Another year is fading into the past and there were many enjoyable memories created over the past 12 months, with many more anticipated to be generated over the next year.
While many of the things we take pleasure in remain the same from year to year, some take on a more special meaning as we age.
Take fishing, for example. I can remember fishing 50 years ago along some of the same rivers and creeks I fished during the 2010 trout season. The streams have mostly remained the same over the years, with certain "honey" holes still holding a brook trout or two of bragging size.
There's still the same heightened anticipation as these holes are carefully approached now as they were years ago. The line is still delicately cast so as not to spook a fish or get snagged up on a sunken log or branch as you place it in just the right location for a strike.

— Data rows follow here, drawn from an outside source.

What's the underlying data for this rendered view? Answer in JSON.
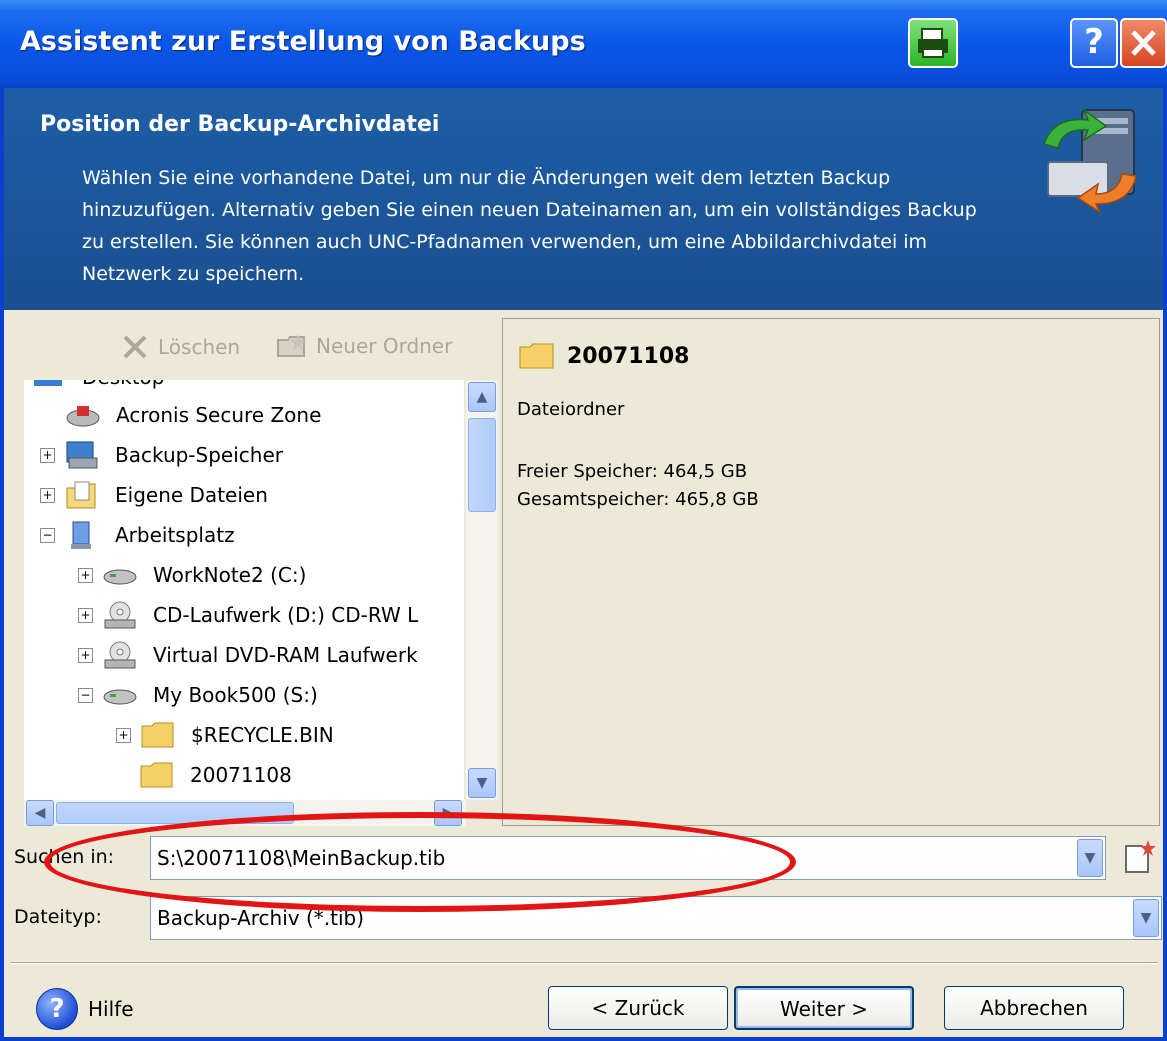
{
  "window": {
    "title": "Assistent zur Erstellung von Backups",
    "help_button": "?"
  },
  "header": {
    "title": "Position der Backup-Archivdatei",
    "description": "Wählen Sie eine vorhandene Datei, um nur die Änderungen weit dem letzten Backup hinzuzufügen. Alternativ geben Sie einen neuen Dateinamen an, um ein vollständiges Backup zu erstellen. Sie können auch UNC-Pfadnamen verwenden, um eine Abbildarchivdatei im Netzwerk zu speichern."
  },
  "toolbar": {
    "delete_label": "Löschen",
    "new_folder_label": "Neuer Ordner"
  },
  "tree": {
    "items": [
      {
        "label": "Desktop",
        "expander": "",
        "icon": "desktop-icon"
      },
      {
        "label": "Acronis Secure Zone",
        "expander": "",
        "icon": "secure-zone-icon"
      },
      {
        "label": "Backup-Speicher",
        "expander": "+",
        "icon": "backup-storage-icon"
      },
      {
        "label": "Eigene Dateien",
        "expander": "+",
        "icon": "my-documents-icon"
      },
      {
        "label": "Arbeitsplatz",
        "expander": "−",
        "icon": "computer-icon"
      },
      {
        "label": "WorkNote2 (C:)",
        "expander": "+",
        "icon": "hard-drive-icon"
      },
      {
        "label": "CD-Laufwerk (D:) CD-RW L",
        "expander": "+",
        "icon": "cd-drive-icon"
      },
      {
        "label": "Virtual DVD-RAM Laufwerk",
        "expander": "+",
        "icon": "dvd-drive-icon"
      },
      {
        "label": "My Book500 (S:)",
        "expander": "−",
        "icon": "hard-drive-icon"
      },
      {
        "label": "$RECYCLE.BIN",
        "expander": "+",
        "icon": "folder-icon"
      },
      {
        "label": "20071108",
        "expander": "",
        "icon": "folder-icon"
      }
    ]
  },
  "details": {
    "folder_name": "20071108",
    "type": "Dateiordner",
    "free_space": "Freier Speicher: 464,5 GB",
    "total_space": "Gesamtspeicher: 465,8 GB"
  },
  "path_row": {
    "label": "Suchen in:",
    "value": "S:\\20071108\\MeinBackup.tib"
  },
  "filetype_row": {
    "label": "Dateityp:",
    "value": "Backup-Archiv (*.tib)"
  },
  "footer": {
    "help_label": "Hilfe",
    "back_label": "< Zurück",
    "next_label": "Weiter >",
    "cancel_label": "Abbrechen"
  },
  "colors": {
    "title_bar": "#0a56e8",
    "header_bg": "#1e5ea6",
    "annotation_ring": "#e31414",
    "dialog_bg": "#ece9d8"
  }
}
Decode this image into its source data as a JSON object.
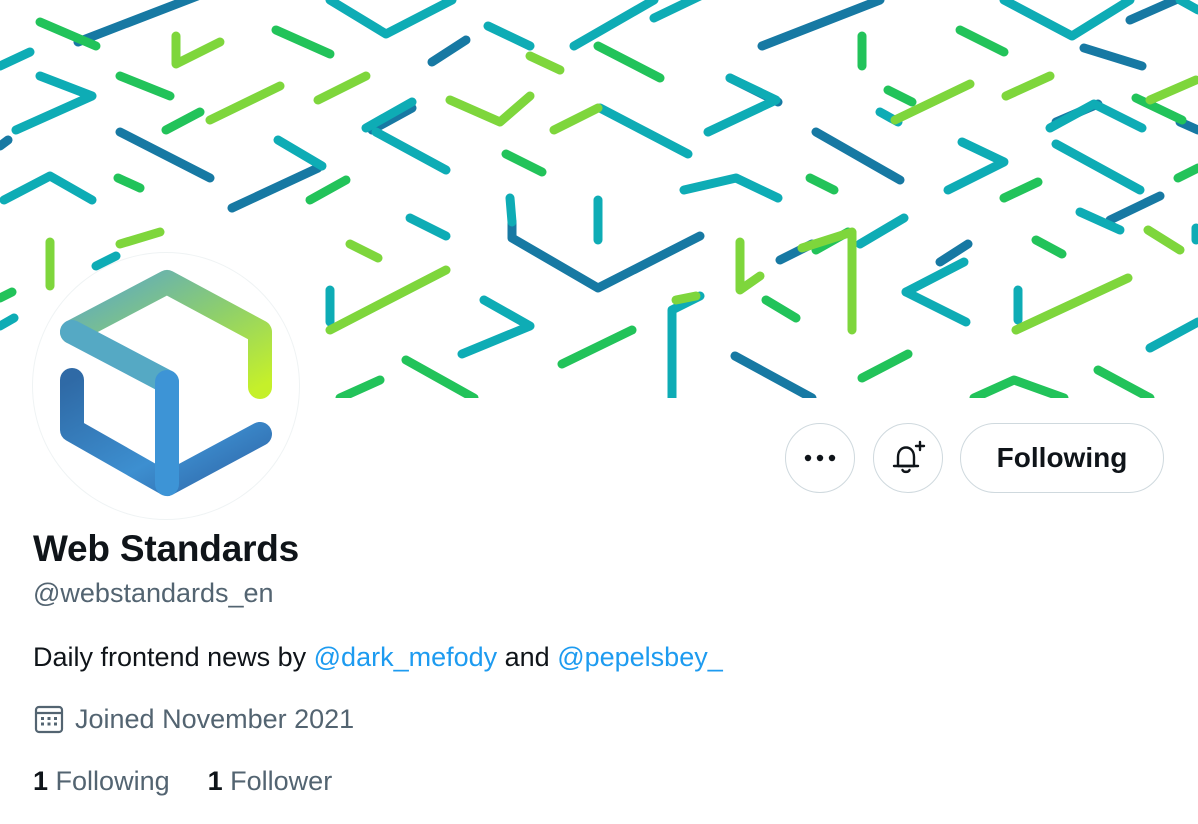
{
  "profile": {
    "name": "Web Standards",
    "handle": "@webstandards_en",
    "bio": {
      "prefix": "Daily frontend news by ",
      "mention1": "@dark_mefody",
      "middle": " and ",
      "mention2": "@pepelsbey_"
    },
    "joined": "Joined November 2021"
  },
  "actions": {
    "more_icon": "more-icon",
    "bell_icon": "bell-plus-icon",
    "follow_label": "Following"
  },
  "stats": {
    "following_count": "1",
    "following_label": "Following",
    "followers_count": "1",
    "followers_label": "Follower"
  },
  "colors": {
    "text": "#0f1419",
    "secondary": "#536471",
    "link": "#1d9bf0",
    "banner_dark_blue": "#1779a3",
    "banner_teal": "#0eacb5",
    "banner_green": "#22c35a",
    "banner_lime": "#7ed63c"
  }
}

And when the brookie slams the offering, the same excitement flows through the fishing rod into your arms and spreads throughout your body as the fight progresses. The fish is eased into the net or onto the bank just as carefully today as back in the 1960s when I was learning the wonderful sport of trout fishing.
Perhaps most unchanged of all, though, is the beauty of a brook trout with its spots, white-rimmed fins and worm-like markings across the back.
It's still a special treat to toss a fresh-caught brookie into a fry pan lathered with sizzling butter heated by a maple-fueled fire. And when the delicate morsel curls up and the orange flesh begins to flake, my mouth waters in anticipation of the splendid meal about to be savored.
The aforementioned characteristics of a trout excursion are those aspects of the sport that have remained unchanged as the years pass.
There are changes, though, that mostly have to do with the aging angler rather than the sport or the quarry. Some changes are good, others not so welcomed.
On the downside there seems to be less and less time each year to get out and wet a line. This development can have many causes, including everyday commitments of life. Less opportunity to go fishing can also be simply a change in the angler's lifestyle or frame of mind, leading to spending an afternoon wading down a trout stream not being a priority anymore.
However, for those of us who have maintained the attitude that trout fishing - or any other form of fishing for that matter - is still vital to living a satisfying and sane life, the sport takes on deeper meaning as we age.
While we still rush to get our daily tasks out of the way on days when we plan to fish, that rushing is a little more controlled as we take life at a slower pace. We still like to get out into the woods and on the stream as fast as humanly possible, but being delayed for a while really doesn't matter anymore - the fish aren't going anywhere, nor are the stream or the peaceful woods it flows through.
In the early days getting "skunked" was another frustration, but I can't remember the last time I used the word in regular conversation. Whether fish are creeled or the time on the stream nets nothing but fresh air, exercise and relaxation of mind, the fishing trip is always a success.
Even when the brookies are in a feeding frenzy and filling the creel with plump brookies would be an easy task, seldom are more than a few fish kept for eating fresh.
What appears most to mature with age is a deeper appreciation for the outdoor sports we love and a greater respect for the fish or game we pursue and the environment in which they are found.
For the year ahead - as well as many more to come - we should all strive for continued success in our beloved pursuits, use ethical methods for those pursuits and give thanks that we live in a land where we have the privilege and opportunity to enjoy them.
Editor's note: City Editor Dave Schneider can be contacted at 906-228-2500, ext. 270. His e-mail address is firstname.lastname@example.org.